(Source records begins)
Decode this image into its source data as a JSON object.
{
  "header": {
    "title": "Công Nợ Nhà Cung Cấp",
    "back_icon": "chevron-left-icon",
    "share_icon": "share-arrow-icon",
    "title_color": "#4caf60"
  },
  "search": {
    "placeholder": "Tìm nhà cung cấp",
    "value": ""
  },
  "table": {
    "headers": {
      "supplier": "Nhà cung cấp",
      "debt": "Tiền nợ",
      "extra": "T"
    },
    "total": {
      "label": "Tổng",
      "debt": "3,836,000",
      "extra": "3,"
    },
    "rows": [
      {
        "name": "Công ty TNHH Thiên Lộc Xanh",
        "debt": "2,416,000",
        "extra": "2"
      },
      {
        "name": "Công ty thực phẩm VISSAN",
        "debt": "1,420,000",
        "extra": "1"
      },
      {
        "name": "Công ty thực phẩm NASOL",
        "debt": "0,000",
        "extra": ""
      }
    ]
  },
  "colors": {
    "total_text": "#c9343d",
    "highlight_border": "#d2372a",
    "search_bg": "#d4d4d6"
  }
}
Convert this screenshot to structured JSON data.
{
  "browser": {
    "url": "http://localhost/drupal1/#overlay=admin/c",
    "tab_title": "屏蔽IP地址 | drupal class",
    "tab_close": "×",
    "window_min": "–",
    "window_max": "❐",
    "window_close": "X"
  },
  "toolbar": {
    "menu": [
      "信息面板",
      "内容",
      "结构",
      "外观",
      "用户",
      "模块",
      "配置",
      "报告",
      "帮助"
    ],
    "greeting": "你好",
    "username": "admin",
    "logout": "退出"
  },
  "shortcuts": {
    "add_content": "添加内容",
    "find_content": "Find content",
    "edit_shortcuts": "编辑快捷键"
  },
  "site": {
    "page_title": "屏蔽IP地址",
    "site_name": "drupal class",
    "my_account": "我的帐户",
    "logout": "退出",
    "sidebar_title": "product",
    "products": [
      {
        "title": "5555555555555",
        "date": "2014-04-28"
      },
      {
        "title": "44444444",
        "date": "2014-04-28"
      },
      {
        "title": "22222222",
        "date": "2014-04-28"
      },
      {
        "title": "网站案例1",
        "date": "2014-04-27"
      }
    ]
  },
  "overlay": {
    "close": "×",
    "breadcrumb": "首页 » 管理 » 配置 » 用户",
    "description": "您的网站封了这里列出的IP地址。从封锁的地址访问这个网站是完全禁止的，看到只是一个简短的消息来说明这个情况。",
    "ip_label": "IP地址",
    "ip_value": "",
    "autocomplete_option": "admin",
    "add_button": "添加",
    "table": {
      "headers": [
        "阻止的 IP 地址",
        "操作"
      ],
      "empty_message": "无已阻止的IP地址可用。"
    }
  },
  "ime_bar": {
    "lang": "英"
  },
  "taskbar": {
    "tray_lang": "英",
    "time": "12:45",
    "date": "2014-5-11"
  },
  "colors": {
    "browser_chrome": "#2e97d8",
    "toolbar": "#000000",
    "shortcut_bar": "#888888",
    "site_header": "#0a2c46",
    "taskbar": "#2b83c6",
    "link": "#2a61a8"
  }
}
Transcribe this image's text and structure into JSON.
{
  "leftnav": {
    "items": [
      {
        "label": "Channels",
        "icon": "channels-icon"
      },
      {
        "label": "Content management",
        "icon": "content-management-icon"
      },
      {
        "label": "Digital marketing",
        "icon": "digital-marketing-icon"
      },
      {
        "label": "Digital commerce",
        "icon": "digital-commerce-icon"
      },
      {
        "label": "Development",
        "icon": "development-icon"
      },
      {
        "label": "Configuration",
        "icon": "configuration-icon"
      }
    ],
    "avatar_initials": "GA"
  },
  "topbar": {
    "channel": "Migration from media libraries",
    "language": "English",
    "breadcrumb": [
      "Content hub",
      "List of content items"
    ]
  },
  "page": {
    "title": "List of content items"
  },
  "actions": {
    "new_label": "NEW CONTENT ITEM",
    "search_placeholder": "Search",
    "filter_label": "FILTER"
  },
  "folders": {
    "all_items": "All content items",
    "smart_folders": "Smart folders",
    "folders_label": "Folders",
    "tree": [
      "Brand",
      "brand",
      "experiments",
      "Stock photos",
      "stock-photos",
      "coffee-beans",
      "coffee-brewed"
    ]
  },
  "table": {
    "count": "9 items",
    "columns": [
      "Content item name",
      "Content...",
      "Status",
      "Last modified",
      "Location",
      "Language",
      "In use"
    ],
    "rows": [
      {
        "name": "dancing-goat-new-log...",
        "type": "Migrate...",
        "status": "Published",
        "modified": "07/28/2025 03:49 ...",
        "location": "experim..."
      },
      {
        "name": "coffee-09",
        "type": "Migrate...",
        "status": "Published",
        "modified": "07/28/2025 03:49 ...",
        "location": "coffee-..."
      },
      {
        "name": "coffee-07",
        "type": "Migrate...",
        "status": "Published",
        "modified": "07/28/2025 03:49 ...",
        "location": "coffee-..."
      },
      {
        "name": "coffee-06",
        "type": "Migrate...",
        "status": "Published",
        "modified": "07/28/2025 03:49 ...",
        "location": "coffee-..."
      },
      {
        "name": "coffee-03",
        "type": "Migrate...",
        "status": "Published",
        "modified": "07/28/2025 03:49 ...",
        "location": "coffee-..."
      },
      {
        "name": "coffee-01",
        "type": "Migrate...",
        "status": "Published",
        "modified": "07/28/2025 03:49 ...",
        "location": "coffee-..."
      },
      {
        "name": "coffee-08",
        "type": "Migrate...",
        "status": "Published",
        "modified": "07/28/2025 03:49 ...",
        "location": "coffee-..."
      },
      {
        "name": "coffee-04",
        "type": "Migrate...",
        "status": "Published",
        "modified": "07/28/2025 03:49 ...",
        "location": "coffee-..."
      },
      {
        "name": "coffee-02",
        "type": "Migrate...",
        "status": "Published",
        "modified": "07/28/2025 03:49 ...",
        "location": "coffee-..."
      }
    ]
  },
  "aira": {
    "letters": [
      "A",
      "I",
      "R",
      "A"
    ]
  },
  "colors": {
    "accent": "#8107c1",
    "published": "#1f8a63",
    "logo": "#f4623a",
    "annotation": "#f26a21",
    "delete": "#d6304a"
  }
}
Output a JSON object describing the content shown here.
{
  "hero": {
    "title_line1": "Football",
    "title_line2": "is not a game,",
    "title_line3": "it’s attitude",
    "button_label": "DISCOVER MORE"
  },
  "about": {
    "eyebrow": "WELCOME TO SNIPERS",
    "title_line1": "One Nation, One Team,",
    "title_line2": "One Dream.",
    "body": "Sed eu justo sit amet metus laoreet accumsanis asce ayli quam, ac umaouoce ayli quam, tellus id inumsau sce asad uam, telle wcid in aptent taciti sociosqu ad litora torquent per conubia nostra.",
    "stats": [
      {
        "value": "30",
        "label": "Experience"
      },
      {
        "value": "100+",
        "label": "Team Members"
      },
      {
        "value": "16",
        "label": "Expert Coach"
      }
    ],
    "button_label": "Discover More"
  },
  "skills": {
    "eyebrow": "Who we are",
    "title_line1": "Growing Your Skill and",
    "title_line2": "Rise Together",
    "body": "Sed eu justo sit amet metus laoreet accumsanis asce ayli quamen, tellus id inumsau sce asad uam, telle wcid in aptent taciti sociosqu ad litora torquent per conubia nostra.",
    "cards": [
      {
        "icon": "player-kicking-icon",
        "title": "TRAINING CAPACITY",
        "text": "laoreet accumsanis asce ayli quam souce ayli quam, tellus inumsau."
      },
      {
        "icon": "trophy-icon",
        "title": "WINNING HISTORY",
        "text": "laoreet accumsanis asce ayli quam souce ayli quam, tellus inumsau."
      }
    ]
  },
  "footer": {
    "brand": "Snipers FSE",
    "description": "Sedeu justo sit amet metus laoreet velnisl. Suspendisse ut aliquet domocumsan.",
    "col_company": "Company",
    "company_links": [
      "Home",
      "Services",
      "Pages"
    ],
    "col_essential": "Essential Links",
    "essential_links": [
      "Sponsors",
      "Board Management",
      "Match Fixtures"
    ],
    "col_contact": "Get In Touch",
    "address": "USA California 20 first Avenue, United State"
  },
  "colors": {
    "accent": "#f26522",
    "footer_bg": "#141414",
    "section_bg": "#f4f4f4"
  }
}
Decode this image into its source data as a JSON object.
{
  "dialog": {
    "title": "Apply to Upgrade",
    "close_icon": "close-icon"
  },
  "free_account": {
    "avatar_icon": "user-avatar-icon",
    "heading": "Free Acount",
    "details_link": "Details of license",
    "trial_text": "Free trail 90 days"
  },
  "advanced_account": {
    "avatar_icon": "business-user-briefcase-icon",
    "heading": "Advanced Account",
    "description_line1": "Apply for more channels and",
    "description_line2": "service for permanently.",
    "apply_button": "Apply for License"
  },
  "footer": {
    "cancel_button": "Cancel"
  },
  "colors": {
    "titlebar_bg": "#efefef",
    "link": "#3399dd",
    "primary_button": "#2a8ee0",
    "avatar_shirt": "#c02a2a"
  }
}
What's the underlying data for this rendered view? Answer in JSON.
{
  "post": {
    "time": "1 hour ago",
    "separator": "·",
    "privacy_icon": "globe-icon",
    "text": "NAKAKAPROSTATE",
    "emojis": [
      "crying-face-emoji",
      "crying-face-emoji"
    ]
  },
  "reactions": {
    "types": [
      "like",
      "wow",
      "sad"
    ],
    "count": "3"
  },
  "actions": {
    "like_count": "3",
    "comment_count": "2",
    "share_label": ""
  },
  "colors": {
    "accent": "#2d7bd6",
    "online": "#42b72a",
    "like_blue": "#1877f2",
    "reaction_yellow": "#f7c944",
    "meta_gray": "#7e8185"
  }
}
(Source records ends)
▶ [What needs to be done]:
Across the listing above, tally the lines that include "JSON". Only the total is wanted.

▶ [Exercise response]:
6